_WHAT YOU HAVE TO DO_:
Go line by line through the records and tally those that include "data". Respond with the tally only.

=== RECORDS SUPPLIED ===

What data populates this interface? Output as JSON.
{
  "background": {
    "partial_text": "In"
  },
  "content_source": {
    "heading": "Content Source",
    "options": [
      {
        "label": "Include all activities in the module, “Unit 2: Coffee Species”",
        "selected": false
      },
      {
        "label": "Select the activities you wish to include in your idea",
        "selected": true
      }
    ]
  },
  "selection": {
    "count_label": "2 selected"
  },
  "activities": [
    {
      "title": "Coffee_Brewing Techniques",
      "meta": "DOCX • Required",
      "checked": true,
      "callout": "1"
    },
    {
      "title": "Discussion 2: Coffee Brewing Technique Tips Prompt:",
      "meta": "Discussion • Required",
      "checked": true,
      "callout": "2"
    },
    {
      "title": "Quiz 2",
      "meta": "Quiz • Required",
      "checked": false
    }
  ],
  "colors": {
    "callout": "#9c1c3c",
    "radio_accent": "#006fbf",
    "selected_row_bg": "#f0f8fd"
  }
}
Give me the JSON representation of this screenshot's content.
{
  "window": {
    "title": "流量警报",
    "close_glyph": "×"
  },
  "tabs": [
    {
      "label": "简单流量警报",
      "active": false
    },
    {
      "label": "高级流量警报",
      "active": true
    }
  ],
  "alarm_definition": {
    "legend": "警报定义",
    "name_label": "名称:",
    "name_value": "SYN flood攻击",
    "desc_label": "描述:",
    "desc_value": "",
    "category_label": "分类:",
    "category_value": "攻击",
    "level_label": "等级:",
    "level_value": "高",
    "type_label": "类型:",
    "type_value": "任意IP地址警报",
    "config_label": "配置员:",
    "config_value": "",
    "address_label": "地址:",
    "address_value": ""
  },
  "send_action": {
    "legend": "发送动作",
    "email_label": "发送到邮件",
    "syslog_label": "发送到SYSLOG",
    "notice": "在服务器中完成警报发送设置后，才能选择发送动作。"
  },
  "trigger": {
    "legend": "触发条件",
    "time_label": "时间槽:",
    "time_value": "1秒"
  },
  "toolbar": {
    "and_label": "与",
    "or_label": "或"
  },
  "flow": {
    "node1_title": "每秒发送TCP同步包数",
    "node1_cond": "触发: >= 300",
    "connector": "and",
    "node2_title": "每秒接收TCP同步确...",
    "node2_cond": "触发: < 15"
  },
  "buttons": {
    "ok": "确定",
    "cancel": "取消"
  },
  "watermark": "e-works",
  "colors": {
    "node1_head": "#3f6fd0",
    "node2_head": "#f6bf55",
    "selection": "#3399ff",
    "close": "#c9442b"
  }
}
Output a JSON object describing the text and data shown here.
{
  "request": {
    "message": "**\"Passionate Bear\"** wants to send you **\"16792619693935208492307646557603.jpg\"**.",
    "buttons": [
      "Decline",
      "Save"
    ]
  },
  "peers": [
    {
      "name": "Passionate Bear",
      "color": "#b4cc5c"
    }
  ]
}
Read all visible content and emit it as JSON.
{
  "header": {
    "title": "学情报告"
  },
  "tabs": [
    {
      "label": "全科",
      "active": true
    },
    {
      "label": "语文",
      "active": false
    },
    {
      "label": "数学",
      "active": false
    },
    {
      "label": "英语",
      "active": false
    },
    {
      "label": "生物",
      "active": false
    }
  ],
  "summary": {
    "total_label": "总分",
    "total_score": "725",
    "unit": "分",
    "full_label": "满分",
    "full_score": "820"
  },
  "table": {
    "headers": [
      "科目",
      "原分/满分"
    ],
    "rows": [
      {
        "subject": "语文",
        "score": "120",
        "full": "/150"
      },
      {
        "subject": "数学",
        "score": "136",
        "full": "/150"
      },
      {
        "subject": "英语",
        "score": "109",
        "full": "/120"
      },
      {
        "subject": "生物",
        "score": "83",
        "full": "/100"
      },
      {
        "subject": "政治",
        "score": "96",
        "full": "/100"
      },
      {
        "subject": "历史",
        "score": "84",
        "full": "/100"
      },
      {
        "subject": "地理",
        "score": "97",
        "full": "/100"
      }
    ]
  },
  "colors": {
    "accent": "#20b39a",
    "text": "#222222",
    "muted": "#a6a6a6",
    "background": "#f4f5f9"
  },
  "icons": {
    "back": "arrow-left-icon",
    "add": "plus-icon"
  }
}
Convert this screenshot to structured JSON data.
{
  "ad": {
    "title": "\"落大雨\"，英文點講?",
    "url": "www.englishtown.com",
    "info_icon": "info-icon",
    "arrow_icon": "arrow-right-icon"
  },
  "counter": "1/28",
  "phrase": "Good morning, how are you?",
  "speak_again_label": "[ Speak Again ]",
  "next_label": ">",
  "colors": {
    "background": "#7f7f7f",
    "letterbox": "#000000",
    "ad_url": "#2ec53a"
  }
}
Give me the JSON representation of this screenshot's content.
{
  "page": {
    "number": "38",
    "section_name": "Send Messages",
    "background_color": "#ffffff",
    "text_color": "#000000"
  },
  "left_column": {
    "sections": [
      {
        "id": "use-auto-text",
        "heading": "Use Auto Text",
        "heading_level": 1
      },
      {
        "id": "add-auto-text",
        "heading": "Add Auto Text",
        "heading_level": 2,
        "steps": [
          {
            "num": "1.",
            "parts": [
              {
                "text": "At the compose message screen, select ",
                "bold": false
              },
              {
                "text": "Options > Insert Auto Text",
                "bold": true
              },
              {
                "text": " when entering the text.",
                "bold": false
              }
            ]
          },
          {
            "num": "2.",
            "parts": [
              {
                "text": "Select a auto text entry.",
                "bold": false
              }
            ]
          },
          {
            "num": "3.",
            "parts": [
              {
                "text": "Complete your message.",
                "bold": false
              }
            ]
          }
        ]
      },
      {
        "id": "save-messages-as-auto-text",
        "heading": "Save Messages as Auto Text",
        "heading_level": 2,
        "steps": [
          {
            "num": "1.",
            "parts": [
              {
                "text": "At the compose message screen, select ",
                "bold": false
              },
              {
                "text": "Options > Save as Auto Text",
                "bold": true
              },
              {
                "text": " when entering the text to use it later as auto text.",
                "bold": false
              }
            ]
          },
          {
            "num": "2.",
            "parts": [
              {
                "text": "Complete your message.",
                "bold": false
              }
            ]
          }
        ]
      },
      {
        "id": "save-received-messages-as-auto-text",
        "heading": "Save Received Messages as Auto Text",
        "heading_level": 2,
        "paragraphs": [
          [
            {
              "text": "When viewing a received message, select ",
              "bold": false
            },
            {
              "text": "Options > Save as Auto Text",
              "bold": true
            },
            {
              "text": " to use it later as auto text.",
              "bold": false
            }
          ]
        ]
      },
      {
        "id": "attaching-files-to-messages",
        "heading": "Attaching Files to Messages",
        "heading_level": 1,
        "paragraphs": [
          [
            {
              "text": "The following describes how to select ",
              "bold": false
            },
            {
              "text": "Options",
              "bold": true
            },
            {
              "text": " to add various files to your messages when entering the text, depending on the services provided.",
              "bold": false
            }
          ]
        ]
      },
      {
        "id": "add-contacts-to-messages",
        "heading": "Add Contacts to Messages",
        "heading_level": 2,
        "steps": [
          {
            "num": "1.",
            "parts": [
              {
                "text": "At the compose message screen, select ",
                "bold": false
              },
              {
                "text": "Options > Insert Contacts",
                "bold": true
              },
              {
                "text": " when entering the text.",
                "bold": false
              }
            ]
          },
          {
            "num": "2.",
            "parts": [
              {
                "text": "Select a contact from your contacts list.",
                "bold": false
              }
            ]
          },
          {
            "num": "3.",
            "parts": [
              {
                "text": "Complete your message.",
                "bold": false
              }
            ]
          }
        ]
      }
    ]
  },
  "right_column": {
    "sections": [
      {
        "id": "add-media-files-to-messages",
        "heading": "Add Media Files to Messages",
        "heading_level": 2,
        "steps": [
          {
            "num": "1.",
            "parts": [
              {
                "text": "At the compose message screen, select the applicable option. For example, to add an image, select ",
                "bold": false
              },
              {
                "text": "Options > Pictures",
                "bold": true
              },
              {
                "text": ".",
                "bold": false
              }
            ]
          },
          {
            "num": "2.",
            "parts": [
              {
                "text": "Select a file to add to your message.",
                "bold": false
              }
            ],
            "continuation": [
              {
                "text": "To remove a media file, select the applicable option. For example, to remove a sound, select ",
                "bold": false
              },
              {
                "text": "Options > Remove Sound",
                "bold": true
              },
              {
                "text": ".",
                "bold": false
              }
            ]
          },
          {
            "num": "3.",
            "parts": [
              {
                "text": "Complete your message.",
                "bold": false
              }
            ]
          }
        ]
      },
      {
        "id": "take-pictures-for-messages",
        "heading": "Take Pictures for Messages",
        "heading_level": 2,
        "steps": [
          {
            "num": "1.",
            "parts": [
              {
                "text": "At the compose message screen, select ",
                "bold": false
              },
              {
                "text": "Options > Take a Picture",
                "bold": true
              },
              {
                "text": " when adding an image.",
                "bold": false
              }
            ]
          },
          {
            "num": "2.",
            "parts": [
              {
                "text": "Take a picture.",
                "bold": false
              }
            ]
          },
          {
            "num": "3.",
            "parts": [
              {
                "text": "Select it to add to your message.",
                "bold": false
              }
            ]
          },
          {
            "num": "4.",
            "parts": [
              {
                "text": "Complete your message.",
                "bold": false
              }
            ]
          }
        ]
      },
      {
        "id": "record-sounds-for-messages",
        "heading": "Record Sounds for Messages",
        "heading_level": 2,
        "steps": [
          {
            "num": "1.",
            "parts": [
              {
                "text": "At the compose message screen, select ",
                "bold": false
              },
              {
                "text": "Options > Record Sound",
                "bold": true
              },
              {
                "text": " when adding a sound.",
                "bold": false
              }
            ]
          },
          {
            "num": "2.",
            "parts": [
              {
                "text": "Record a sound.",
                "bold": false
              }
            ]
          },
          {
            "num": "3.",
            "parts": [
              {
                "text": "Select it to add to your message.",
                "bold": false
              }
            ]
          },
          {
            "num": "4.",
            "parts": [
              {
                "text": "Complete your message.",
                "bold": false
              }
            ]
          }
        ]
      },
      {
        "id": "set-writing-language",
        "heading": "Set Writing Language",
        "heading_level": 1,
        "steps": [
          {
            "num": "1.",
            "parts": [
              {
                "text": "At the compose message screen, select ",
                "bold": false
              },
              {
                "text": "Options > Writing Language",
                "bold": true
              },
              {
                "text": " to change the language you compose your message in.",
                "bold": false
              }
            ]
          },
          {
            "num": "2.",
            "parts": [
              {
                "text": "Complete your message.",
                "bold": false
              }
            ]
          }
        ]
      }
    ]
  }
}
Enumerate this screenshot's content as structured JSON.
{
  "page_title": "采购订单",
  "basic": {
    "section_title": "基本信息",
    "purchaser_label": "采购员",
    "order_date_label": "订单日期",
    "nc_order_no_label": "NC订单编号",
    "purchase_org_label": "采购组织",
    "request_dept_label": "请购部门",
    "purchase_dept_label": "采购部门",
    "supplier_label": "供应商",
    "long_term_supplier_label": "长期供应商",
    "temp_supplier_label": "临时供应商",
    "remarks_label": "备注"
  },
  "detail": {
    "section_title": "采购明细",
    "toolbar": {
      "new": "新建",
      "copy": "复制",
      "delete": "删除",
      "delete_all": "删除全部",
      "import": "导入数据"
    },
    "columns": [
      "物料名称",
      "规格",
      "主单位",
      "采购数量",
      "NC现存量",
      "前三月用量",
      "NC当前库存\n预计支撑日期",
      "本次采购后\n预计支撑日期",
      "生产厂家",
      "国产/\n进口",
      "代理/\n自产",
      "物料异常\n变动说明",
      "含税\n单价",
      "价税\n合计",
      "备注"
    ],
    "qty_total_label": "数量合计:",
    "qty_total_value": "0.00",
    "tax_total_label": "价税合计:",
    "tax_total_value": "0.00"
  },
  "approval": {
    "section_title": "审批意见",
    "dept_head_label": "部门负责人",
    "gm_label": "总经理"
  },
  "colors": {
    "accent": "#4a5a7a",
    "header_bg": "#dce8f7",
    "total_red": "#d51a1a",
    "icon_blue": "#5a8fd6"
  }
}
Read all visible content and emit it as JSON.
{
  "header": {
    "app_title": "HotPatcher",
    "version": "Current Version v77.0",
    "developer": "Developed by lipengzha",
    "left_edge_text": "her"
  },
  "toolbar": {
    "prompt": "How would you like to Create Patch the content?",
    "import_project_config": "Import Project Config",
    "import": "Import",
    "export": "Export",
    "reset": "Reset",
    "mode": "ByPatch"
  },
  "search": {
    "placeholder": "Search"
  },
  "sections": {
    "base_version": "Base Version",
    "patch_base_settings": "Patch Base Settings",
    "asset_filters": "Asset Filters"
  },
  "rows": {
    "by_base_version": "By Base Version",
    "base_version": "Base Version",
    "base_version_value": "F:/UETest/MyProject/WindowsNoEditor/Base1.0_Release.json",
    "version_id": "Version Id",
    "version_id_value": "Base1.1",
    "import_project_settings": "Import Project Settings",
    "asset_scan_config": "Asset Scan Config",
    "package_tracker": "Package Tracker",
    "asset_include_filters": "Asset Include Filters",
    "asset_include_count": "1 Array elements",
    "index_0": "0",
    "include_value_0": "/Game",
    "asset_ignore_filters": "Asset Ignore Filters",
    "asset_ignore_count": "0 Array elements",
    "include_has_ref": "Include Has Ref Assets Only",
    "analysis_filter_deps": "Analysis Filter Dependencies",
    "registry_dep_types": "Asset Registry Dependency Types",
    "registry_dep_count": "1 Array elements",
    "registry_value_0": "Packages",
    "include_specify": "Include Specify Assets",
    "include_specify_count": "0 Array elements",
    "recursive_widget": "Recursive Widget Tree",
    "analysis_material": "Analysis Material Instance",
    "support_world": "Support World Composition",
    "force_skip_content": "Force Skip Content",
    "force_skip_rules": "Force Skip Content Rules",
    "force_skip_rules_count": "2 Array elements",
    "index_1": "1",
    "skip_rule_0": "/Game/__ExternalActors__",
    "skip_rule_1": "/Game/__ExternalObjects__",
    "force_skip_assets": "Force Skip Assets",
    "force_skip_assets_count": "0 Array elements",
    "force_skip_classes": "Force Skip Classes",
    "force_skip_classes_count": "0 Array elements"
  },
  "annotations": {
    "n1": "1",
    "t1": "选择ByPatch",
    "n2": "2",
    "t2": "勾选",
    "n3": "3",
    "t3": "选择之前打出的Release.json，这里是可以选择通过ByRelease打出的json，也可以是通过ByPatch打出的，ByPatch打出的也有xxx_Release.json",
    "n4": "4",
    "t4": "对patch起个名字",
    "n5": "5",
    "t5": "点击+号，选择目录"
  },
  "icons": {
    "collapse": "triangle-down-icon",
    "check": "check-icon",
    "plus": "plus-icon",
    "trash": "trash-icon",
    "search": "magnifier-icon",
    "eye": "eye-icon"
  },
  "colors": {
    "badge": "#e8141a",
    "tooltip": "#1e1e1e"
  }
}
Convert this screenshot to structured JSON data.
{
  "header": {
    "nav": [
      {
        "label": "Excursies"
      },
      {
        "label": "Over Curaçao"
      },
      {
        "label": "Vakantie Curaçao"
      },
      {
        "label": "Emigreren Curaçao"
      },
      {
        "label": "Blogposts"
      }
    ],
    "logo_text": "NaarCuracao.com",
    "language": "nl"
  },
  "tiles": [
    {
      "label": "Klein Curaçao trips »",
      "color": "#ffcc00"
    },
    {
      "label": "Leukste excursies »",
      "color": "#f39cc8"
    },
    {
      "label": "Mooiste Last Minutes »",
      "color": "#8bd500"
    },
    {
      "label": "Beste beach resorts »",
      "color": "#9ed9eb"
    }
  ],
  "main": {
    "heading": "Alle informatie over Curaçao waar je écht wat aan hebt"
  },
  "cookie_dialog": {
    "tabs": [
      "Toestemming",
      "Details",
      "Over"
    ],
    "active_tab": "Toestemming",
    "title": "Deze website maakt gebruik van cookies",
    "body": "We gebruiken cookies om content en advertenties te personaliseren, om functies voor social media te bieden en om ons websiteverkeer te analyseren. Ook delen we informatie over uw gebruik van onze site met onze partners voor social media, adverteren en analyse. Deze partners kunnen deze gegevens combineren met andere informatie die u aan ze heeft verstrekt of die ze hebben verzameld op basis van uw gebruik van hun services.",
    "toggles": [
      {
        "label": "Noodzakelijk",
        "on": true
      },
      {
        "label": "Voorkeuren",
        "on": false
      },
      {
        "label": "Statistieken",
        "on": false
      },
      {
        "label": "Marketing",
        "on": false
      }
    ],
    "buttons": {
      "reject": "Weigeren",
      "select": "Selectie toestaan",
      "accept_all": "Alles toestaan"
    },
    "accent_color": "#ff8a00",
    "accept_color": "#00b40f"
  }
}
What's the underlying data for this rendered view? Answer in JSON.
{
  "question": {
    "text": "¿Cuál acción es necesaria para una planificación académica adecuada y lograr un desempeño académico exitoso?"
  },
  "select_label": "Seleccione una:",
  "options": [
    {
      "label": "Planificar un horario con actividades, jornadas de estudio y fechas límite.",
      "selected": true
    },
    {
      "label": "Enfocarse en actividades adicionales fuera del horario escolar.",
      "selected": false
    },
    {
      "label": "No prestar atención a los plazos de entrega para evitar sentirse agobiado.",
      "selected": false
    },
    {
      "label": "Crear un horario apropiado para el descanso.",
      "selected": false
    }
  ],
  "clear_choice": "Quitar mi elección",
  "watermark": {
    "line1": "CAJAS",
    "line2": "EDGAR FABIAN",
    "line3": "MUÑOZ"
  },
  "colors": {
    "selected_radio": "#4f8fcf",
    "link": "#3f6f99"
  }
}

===

_TASK RESPONSE_:
5